Tesla Motors (NASDAQ:TSLA) made a big announcement this week saying it would make its patents available to the world in hopes of accelerating mass adoption of electric vehicles. In a blog post on Thursday Tesla's chief executive Elon Musk said, "Tesla will not initiate patent lawsuits against anyone who, in good faith, wants to use our technology." The company's decision to share its intellectual property with the world comes just days after Musk told investors at its annual shareholder day that he was planning something "somewhat controversial in respect to Tesla's patents."
For the greater good
Well, this is certainly controversial as it gives much bigger, traditional automakers, such as Ford and General Motors (NYSE:GM) free rein to use Tesla's proprietary technology. GM in particular should be happy about this announcement. If you remember, less than a year ago GM enlisted a special team of employees to study Tesla's disruptive technology.
It now seems that all of Tesla's current patents, as well as several thousand in the future, will be available with no strings attached for GM and other rival automakers. Ultimately, Musk hopes this open source move will help accelerate the adoption of electric-vehicle technology. However, it is less clear what this will mean for Tesla's stock.

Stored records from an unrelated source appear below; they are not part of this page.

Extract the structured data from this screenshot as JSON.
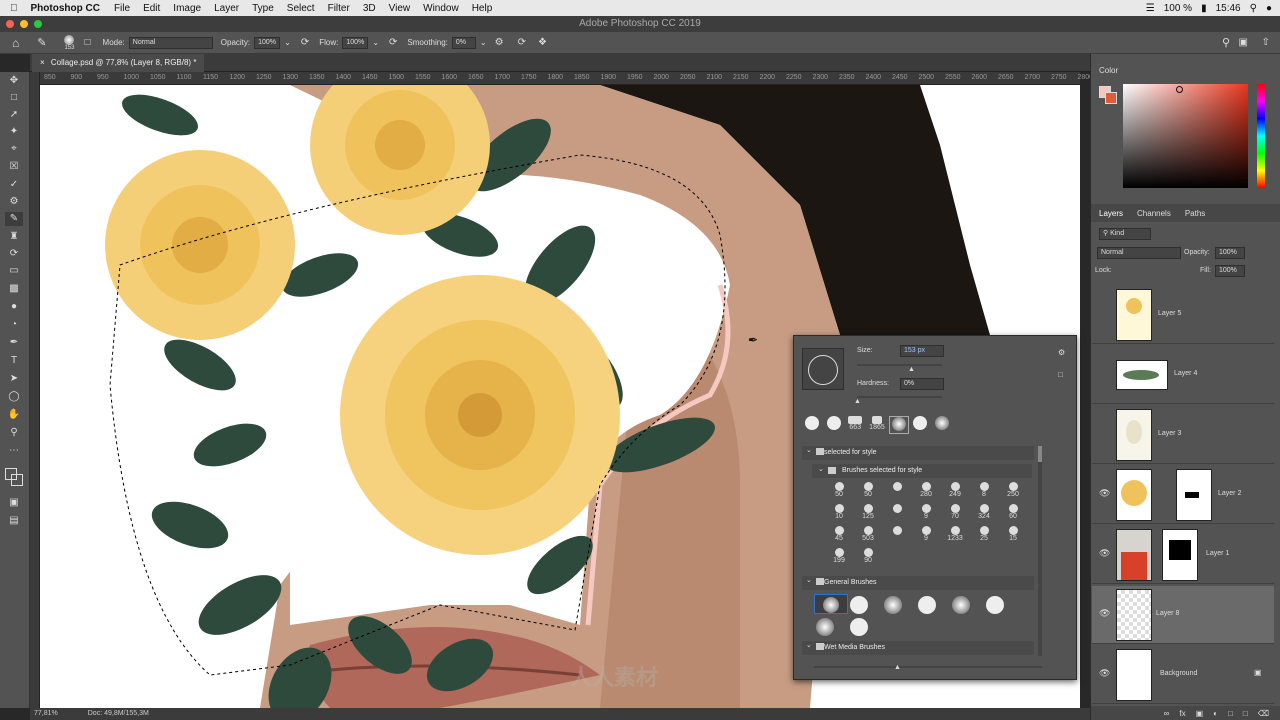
{
  "menubar": {
    "items": [
      "Photoshop CC",
      "File",
      "Edit",
      "Image",
      "Layer",
      "Type",
      "Select",
      "Filter",
      "3D",
      "View",
      "Window",
      "Help"
    ],
    "battery": "100 %",
    "time": "15:46"
  },
  "window_title": "Adobe Photoshop CC 2019",
  "options": {
    "brush_size": "153",
    "mode_label": "Mode:",
    "mode_value": "Normal",
    "opacity_label": "Opacity:",
    "opacity_value": "100%",
    "flow_label": "Flow:",
    "flow_value": "100%",
    "smoothing_label": "Smoothing:",
    "smoothing_value": "0%"
  },
  "document_tab": "Collage.psd @ 77,8% (Layer 8, RGB/8) *",
  "ruler_ticks": [
    "850",
    "900",
    "950",
    "1000",
    "1050",
    "1100",
    "1150",
    "1200",
    "1250",
    "1300",
    "1350",
    "1400",
    "1450",
    "1500",
    "1550",
    "1600",
    "1650",
    "1700",
    "1750",
    "1800",
    "1850",
    "1900",
    "1950",
    "2000",
    "2050",
    "2100",
    "2150",
    "2200",
    "2250",
    "2300",
    "2350",
    "2400",
    "2450",
    "2500",
    "2550",
    "2600",
    "2650",
    "2700",
    "2750",
    "2800"
  ],
  "status": {
    "zoom": "77,81%",
    "doc": "Doc: 49,8M/155,3M"
  },
  "color_panel": {
    "title": "Color"
  },
  "layers_panel": {
    "tabs": [
      "Layers",
      "Channels",
      "Paths"
    ],
    "filter": "Kind",
    "blend": "Normal",
    "opacity_label": "Opacity:",
    "opacity": "100%",
    "lock_label": "Lock:",
    "fill_label": "Fill:",
    "fill": "100%",
    "layers": [
      "Layer 5",
      "Layer 4",
      "Layer 3",
      "Layer 2",
      "Layer 1",
      "Layer 8",
      "Background"
    ]
  },
  "brush_panel": {
    "size_label": "Size:",
    "size_value": "153 px",
    "hardness_label": "Hardness:",
    "hardness_value": "0%",
    "recent": [
      "",
      "",
      "663",
      "1865",
      "",
      "",
      ""
    ],
    "folder1": "selected for style",
    "subfolder": "Brushes selected for style",
    "grid": [
      "50",
      "50",
      "",
      "280",
      "249",
      "8",
      "250",
      "10",
      "125",
      "",
      "9",
      "70",
      "324",
      "60",
      "45",
      "503",
      "",
      "9",
      "1233",
      "25",
      "15",
      "199",
      "90"
    ],
    "folder2": "General Brushes",
    "folder3": "Wet Media Brushes"
  },
  "watermark": "人人素材",
  "colors": {
    "accent": "#2d72d9",
    "swatch_fg": "#f3c7bc",
    "swatch_bg": "#e05a3c"
  }
}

There is always the possibility, after all, that this could weaken Tesla's advantage in the long-range-battery war. At this point, Tesla's Model S boasts the longest driving range of any electric vehicle on the road. Moreover, it's no secret that GM plans to introduce an all-electric car that can travel 200 miles on a single charge and cost as little as $30,000. While GM hasn't said when its model would be available, gaining access to Tesla's patented technology could certainly speed up the process.
However, there could be an even more compelling reason for Tesla Motors to share its patents with competitors: It would create greater demand for lithium-ion batteries. And, as we already know, Tesla is set to break ground on its massive battery plant this month. Tesla's Gigafactory would produce about 500,000 lithium-ion batteries per year by 2020, more than were produced worldwide last year.

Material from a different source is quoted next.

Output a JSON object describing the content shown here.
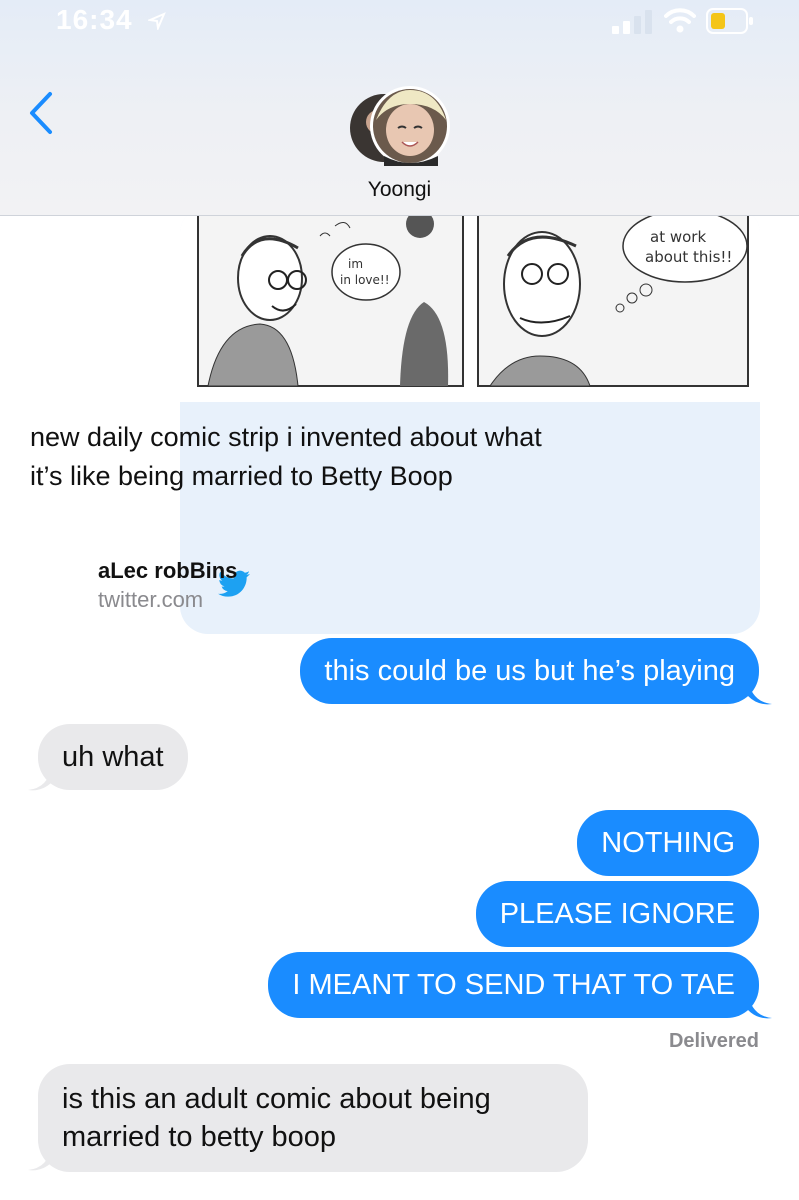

At the major auto manufacturers, electric vehicles currently make up less than 1% of total vehicle sales. However, if traditional auto companies were to adopt Tesla's innovative technology not only would they be able to create competitive long-range EVs, but they would also need large quantities of lithium-ion batteries -- not unlike those Musk plans to produce at scale with his Gigafactory.
For now, Musk says he is confident that sharing patents will help Tesla attract the world's best technical talent. "We believe that Tesla, other companies making electric cars, and the world would all benefit from a common, rapidly evolving technology platform," Musk said. However, perhaps the bigger payoff for Musk and Tesla's shareholders would be supply contracts for lithium-ion batteries, as Musk plans to corner that market with his Gigafactory.